If you plan on using your slow cooker, I would recommend starting the recipe using your high setting and measuring the temperature of the liquid in your cooker once it's fully cooking.
If it's above 212F, you're fine.
If it's below that, transfer the beans to a pot on the stove, boil for 10 minutes, then put them back in the slow cooker to finish them off.
If you're concerned about your slow cooker not getting hot enough, you have options for cooking beans safely. You can:
- Boil them first, then add them to the slow cooker
- Finish them off on the stove, boiling them for at least 10 minutes.
- Cook them on your stove until done
- Use an Instant Pot or pressure cooker to cook your beans
Basically, you have several options. I just want to make sure you're aware of this issue some may have!
🗺 Around the world
Charro beans are so warm and flavorful. Perfect for a winter evening.

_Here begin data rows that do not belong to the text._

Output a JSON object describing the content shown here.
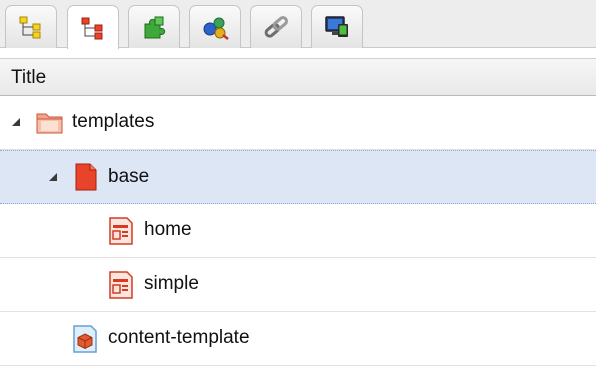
{
  "toolbar": {
    "tabs": [
      {
        "icon": "tree-yellow-icon",
        "active": false
      },
      {
        "icon": "tree-red-icon",
        "active": true
      },
      {
        "icon": "puzzle-icon",
        "active": false
      },
      {
        "icon": "components-icon",
        "active": false
      },
      {
        "icon": "link-icon",
        "active": false
      },
      {
        "icon": "devices-icon",
        "active": false
      }
    ]
  },
  "table": {
    "header_title": "Title",
    "rows": [
      {
        "label": "templates",
        "icon": "folder-icon",
        "expanded": true,
        "level": 0
      },
      {
        "label": "base",
        "icon": "template-base-icon",
        "expanded": true,
        "level": 1,
        "selected": true
      },
      {
        "label": "home",
        "icon": "page-template-icon",
        "level": 2
      },
      {
        "label": "simple",
        "icon": "page-template-icon",
        "level": 2
      },
      {
        "label": "content-template",
        "icon": "content-cube-icon",
        "level": 1
      }
    ]
  },
  "colors": {
    "selection": "#dce6f5",
    "header_bg": "#ececec",
    "template_red": "#e8442a"
  }
}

They are a staple in the Tex-Mex restaurants I've grown up eating at here in Houston.
More than just a pot of plain pinto beans, they are usually well seasoned with pork and Mexican spices and herbs like oregano and cilantro.
They were always my preferred accompaniment to Mexican rice when eating out.

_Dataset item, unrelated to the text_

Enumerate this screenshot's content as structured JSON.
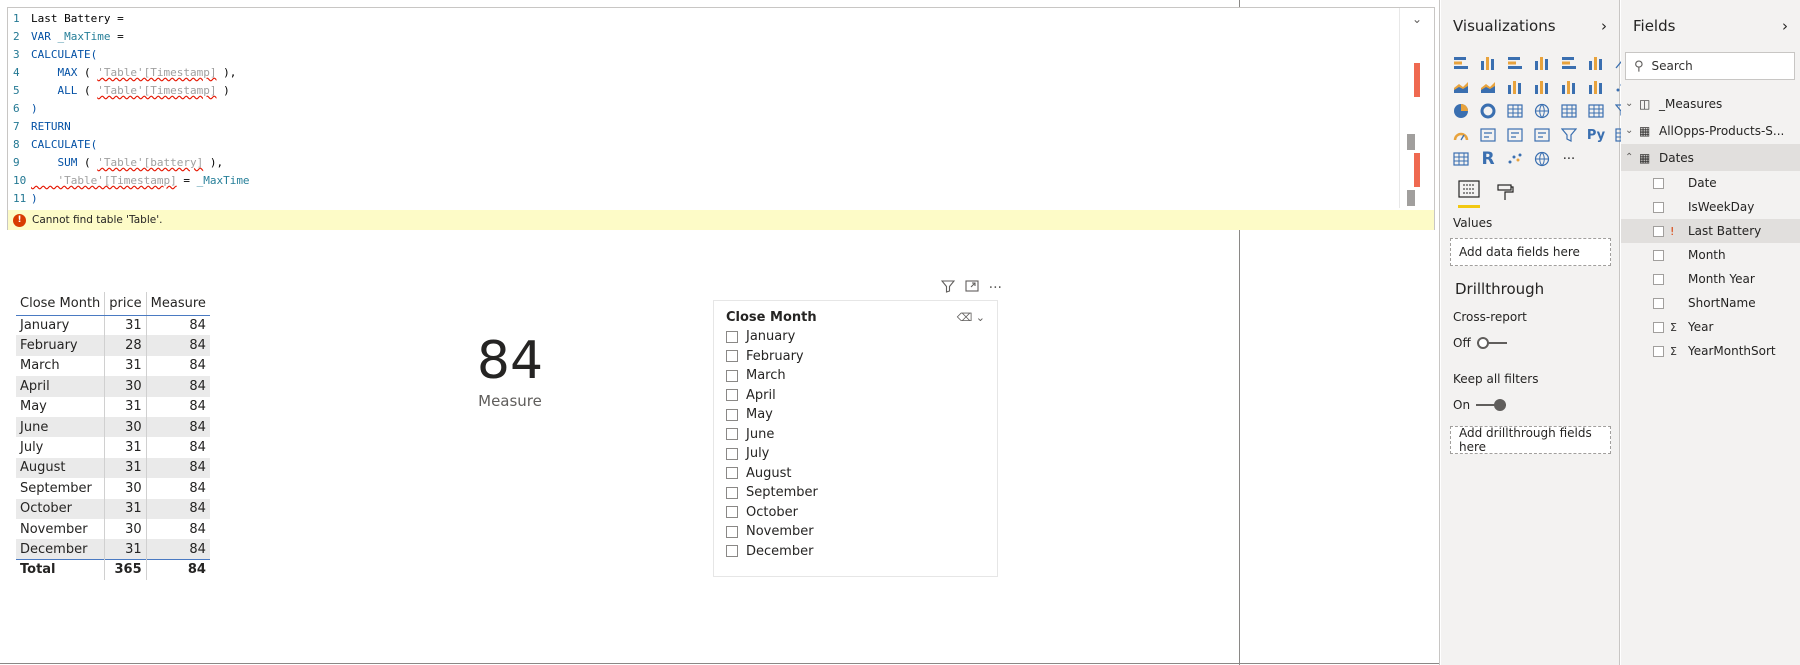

Now, the only vegetarian option offered usually (if one is available at all) is black beans.
Black beans are just fine and dandy, but they're not the same as the smooth and velvety charro beans I grew to love.

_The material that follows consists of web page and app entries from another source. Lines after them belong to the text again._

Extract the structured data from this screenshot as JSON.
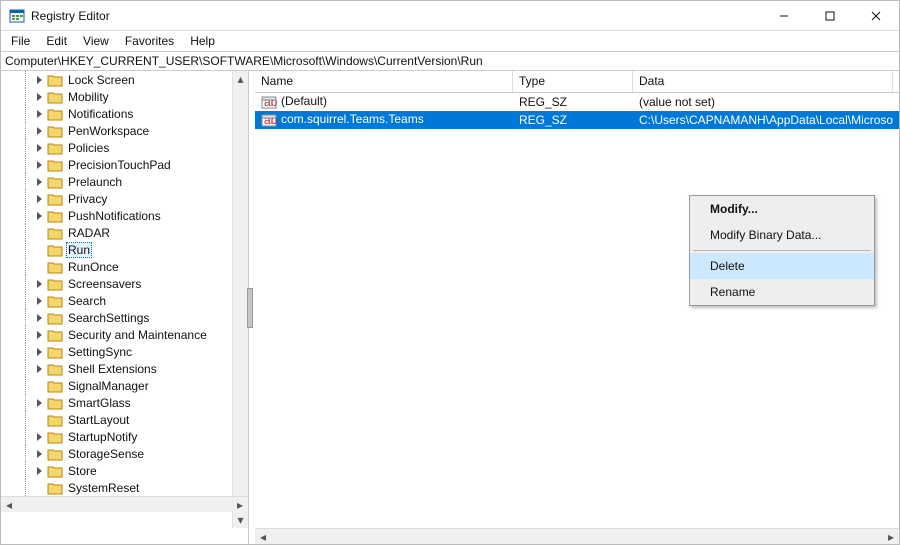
{
  "window": {
    "title": "Registry Editor"
  },
  "win_controls": {
    "min": "–",
    "max": "□",
    "close": "✕"
  },
  "menus": [
    "File",
    "Edit",
    "View",
    "Favorites",
    "Help"
  ],
  "breadcrumb": "Computer\\HKEY_CURRENT_USER\\SOFTWARE\\Microsoft\\Windows\\CurrentVersion\\Run",
  "tree": {
    "selected": "Run",
    "items": [
      {
        "label": "Lock Screen",
        "exp": ">"
      },
      {
        "label": "Mobility",
        "exp": ">"
      },
      {
        "label": "Notifications",
        "exp": ">"
      },
      {
        "label": "PenWorkspace",
        "exp": ">"
      },
      {
        "label": "Policies",
        "exp": ">"
      },
      {
        "label": "PrecisionTouchPad",
        "exp": ">"
      },
      {
        "label": "Prelaunch",
        "exp": ">"
      },
      {
        "label": "Privacy",
        "exp": ">"
      },
      {
        "label": "PushNotifications",
        "exp": ">"
      },
      {
        "label": "RADAR",
        "exp": ""
      },
      {
        "label": "Run",
        "exp": "",
        "selected": true
      },
      {
        "label": "RunOnce",
        "exp": ""
      },
      {
        "label": "Screensavers",
        "exp": ">"
      },
      {
        "label": "Search",
        "exp": ">"
      },
      {
        "label": "SearchSettings",
        "exp": ">"
      },
      {
        "label": "Security and Maintenance",
        "exp": ">"
      },
      {
        "label": "SettingSync",
        "exp": ">"
      },
      {
        "label": "Shell Extensions",
        "exp": ">"
      },
      {
        "label": "SignalManager",
        "exp": ""
      },
      {
        "label": "SmartGlass",
        "exp": ">"
      },
      {
        "label": "StartLayout",
        "exp": ""
      },
      {
        "label": "StartupNotify",
        "exp": ">"
      },
      {
        "label": "StorageSense",
        "exp": ">"
      },
      {
        "label": "Store",
        "exp": ">"
      },
      {
        "label": "SystemReset",
        "exp": ""
      }
    ]
  },
  "list": {
    "columns": {
      "name": "Name",
      "type": "Type",
      "data": "Data"
    },
    "rows": [
      {
        "name": "(Default)",
        "type": "REG_SZ",
        "data": "(value not set)",
        "selected": false
      },
      {
        "name": "com.squirrel.Teams.Teams",
        "type": "REG_SZ",
        "data": "C:\\Users\\CAPNAMANH\\AppData\\Local\\Microsoft.",
        "selected": true
      }
    ]
  },
  "context_menu": {
    "items": [
      {
        "label": "Modify...",
        "emph": true
      },
      {
        "label": "Modify Binary Data..."
      },
      {
        "sep": true
      },
      {
        "label": "Delete",
        "hover": true
      },
      {
        "label": "Rename"
      }
    ]
  },
  "status": {
    "left_l": "<",
    "left_r": ">",
    "right_l": "<",
    "right_r": ">"
  }
}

💜 More recipes you'll love
- Homemade Fat Free Tortilla Chips
- Vegan Chile con Queso
- Fresh Pico de Gallo (Salsa Fresca)
- Jamaican Rice and Pigeon Peas
- Instant Pot Red Kidney Beans and Rice (no soak)
- Instant Pot Pigeon Peas
Love this recipe? Please rate it ⭐️⭐️⭐️⭐️⭐️ down below. ⬇️ And, if you make it, please tag me @veryveganish on Instagram in your posted photos! I would love to see your creations. 😄
- 2 cups dry pinto beans, picked through and washed
- 2 sweet onions, chopped, separated
- 1 head garlic, about 10 cloves, minced, separated
- 1 tbsp dried Mexican oregano
- 1 bay leaf
- 3 stalks celery, diced
- 2 jalapeños, diced
- 1 large bunch cilantro, lower stems removed and diced
- 3 roma tomatoes, diced
- salt, to taste
- Add dry beans to crockpot and fill with water, leaving 2-3 inches of room at the top.
- Add 1 of the chopped onions, half of the garlic, the oregano and bay leaf. Cover and turn the crockpot on high or low, depending on how long you want it to cook. On high, these will cook in about 4-5 hours. On low, they will cook in about 7-8 hours (please see food safety note in blog post above about cooking on low).
- Do NOT add salt at the beginning. It can prevent the beans from getting tender.
- Once the beans are done, add the rest of the onion, garlic, the celery and jalapeño to a skillet on medium-medium high. Saute for 5-10 minutes until the veggies start to brown and char a little. Add a tablespoon of water if they start to stick too bad.
- Once the onion is done, add the tomatoes to deglaze the pan.
- Add vegetables to the crockpot, along with cilantro and salt and stir gently. Start with a teaspoon of salt and go from there, based on your taste.
- Allow the flavors to combine for about 5-10 minutes. Serve piping hot.